Polio was the most dreaded disease of twentieth-century America. Whenever and wherever it struck, hospitals filled with victims of the virus. Many experienced only temporary paralysis, but others faced a lifetime of disability. "Living with Polio" is the first book to focus primarily on the personal stories of the men and women who had acute polio and lived with its crippling consequences. Writing from his own experience as a polio survivor, Daniel J. Wilson shapes this impassioned book with the testimonials of numerous polio victims, focusing on the years between 1930 and 1960. He traces entire life experiences of the survivors - from their alarming diagnoses all the way to the recent development of post-polio syndrome, a condition in which the symptoms of the disease return two or three decades after they originally surfaced. "Living with Polio" also details each physical and emotional stage of the disease: the loneliness of long separations from family suffered by hospitalized victims; the painful rehabilitation as survivors tried to regain the use of their paralyzed muscles; and the return home and readjustment to school or work with the aid of braces, crutches, or wheelchairs.

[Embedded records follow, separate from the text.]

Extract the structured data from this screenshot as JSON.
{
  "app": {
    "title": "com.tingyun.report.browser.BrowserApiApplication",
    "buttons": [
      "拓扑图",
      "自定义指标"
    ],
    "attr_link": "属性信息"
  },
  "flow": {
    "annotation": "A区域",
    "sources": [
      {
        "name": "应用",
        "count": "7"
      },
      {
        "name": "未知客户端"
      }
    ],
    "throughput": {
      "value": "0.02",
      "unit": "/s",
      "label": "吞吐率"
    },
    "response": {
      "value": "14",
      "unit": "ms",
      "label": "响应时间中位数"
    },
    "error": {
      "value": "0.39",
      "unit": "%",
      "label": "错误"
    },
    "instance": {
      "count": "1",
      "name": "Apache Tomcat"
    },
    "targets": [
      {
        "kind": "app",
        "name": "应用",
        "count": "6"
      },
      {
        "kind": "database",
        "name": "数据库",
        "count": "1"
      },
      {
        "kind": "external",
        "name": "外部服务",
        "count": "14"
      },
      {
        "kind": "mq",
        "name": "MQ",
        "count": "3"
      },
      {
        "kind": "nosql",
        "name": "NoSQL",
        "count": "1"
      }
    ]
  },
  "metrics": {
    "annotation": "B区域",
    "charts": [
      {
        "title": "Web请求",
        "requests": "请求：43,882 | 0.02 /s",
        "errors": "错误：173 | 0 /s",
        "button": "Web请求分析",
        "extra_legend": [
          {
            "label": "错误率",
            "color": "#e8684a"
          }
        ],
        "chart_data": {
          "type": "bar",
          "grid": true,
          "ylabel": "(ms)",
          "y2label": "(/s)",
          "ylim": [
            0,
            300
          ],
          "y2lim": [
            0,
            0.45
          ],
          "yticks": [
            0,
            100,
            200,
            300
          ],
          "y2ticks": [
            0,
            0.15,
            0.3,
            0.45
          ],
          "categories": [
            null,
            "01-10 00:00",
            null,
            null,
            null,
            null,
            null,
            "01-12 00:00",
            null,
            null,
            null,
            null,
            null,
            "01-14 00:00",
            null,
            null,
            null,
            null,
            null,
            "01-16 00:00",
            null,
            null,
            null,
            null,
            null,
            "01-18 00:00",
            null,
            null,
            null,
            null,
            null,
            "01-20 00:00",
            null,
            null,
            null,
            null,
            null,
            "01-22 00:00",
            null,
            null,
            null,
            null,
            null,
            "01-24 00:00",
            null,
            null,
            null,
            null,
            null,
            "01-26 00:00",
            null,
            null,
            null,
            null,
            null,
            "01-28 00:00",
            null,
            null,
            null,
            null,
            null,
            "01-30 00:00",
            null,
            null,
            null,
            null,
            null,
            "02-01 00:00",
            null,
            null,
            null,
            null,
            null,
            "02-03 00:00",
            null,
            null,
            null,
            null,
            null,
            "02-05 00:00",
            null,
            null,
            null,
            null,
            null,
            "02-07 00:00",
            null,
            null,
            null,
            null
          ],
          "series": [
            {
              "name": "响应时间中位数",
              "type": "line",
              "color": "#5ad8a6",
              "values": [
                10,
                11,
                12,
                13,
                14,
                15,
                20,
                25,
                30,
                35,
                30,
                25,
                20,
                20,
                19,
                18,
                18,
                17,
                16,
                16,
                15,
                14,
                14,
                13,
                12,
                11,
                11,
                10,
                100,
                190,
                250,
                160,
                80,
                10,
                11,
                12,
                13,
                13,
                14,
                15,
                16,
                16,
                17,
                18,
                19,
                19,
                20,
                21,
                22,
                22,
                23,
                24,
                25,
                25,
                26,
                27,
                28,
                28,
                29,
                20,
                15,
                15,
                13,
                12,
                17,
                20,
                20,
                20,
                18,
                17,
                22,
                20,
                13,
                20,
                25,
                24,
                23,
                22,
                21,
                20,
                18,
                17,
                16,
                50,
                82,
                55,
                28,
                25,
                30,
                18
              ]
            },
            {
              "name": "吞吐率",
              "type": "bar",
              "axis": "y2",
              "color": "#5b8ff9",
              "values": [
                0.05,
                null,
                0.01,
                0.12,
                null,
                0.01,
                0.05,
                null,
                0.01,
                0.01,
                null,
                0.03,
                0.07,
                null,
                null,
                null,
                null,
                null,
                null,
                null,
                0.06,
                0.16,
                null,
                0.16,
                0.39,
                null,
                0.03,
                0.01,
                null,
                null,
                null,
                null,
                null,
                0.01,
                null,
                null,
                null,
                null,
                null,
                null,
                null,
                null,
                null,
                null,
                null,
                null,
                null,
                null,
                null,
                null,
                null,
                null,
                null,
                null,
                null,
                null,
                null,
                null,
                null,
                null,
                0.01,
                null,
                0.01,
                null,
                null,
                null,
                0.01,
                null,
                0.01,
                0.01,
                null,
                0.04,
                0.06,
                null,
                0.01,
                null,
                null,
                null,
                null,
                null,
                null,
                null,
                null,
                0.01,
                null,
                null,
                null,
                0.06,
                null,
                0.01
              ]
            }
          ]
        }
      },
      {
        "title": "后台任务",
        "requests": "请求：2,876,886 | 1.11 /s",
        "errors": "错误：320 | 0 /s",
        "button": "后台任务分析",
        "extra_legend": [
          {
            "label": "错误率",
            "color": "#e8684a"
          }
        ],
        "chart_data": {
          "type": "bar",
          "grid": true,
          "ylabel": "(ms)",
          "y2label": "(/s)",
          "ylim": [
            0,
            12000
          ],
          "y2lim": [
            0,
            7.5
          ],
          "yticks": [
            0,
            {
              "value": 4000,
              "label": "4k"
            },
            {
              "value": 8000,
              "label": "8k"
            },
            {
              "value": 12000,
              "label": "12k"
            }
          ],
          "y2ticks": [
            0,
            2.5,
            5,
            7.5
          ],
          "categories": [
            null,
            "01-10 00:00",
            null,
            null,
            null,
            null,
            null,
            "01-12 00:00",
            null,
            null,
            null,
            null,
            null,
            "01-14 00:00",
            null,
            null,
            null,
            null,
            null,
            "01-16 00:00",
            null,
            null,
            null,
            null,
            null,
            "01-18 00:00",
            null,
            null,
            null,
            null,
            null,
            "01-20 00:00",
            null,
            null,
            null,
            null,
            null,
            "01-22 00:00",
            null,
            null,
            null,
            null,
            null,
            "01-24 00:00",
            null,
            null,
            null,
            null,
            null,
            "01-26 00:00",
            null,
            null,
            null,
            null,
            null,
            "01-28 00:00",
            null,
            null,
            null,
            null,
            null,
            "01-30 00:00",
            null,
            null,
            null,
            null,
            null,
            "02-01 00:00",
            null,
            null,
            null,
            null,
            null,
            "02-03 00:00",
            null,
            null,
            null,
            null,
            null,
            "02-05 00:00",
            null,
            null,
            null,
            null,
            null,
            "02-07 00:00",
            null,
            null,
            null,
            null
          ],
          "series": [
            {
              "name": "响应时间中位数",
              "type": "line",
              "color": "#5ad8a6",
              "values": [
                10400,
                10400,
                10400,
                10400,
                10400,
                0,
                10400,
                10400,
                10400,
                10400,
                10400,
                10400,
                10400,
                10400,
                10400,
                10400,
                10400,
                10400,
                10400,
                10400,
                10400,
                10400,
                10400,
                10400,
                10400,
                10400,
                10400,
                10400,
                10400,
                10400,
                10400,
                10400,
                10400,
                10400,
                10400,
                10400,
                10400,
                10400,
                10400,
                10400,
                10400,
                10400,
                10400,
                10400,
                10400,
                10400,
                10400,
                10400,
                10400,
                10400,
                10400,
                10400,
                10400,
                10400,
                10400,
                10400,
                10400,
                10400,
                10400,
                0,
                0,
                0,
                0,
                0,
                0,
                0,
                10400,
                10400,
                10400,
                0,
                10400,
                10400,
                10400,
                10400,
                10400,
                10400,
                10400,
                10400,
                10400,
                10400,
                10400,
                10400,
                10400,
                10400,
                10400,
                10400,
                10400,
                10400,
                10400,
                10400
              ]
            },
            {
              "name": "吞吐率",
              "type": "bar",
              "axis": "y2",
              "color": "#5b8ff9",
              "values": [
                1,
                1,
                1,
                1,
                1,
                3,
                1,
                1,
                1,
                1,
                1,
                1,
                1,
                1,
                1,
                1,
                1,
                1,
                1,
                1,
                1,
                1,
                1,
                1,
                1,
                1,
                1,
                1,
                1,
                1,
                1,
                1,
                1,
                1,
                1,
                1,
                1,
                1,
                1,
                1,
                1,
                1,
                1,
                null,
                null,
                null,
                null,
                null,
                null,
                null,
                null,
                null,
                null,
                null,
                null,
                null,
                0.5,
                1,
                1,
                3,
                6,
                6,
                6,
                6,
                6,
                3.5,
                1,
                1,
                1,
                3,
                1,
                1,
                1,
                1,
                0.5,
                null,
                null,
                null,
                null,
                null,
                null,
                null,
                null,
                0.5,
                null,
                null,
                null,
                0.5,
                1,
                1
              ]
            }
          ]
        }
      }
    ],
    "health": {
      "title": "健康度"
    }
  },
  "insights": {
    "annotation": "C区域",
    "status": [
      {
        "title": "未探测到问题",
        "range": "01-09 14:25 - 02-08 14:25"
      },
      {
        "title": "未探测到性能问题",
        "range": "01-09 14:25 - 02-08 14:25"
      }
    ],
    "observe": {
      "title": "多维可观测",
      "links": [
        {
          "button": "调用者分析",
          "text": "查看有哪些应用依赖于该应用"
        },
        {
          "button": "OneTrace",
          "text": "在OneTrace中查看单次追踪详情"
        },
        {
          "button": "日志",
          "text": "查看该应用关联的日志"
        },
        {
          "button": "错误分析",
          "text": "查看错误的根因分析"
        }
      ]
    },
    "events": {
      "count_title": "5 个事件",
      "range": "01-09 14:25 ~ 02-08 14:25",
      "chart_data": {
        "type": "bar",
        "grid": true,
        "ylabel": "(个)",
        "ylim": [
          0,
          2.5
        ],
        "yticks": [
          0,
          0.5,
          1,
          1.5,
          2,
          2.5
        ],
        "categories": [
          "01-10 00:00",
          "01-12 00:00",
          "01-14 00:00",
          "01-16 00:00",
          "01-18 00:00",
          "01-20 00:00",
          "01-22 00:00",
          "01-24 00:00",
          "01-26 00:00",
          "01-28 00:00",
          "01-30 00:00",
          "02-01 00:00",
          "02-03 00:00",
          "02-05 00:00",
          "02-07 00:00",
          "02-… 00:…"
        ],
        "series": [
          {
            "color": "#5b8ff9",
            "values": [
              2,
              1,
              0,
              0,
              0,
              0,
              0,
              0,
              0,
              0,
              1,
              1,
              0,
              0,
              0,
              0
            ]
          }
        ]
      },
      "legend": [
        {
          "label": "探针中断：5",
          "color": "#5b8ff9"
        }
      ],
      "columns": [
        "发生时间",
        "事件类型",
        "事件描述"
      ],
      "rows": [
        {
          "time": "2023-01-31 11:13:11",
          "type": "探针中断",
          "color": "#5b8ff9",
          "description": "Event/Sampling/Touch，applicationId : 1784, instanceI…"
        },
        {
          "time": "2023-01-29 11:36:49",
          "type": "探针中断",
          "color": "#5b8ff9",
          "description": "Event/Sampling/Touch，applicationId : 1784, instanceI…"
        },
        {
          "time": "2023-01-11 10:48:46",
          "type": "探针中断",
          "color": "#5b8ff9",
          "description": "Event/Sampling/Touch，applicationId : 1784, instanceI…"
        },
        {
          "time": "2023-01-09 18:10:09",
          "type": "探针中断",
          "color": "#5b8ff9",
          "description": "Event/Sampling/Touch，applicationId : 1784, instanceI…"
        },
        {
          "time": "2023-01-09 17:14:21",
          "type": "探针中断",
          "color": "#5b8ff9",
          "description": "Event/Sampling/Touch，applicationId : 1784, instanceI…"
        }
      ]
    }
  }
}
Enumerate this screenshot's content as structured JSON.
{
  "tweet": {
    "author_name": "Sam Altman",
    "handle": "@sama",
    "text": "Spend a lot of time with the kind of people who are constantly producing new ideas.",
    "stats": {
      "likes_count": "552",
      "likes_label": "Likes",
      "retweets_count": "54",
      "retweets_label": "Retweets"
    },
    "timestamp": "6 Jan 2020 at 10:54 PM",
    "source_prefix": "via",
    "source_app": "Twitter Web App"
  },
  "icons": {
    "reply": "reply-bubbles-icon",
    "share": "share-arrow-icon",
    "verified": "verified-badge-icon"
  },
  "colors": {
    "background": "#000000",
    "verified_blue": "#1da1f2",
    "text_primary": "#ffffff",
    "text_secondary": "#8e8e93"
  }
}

Poignant and gripping, "Living with Polio" is a compelling history of the enduring physical and psychological experience of polio straight from the rarely heard voices of its survivors.
Daniel J. Wilson is professor of history at Muhlenberg College. He is the author of four previous books, including Science, Community, and the Transformation of American Philosophy, also published by the University of Chicago Press.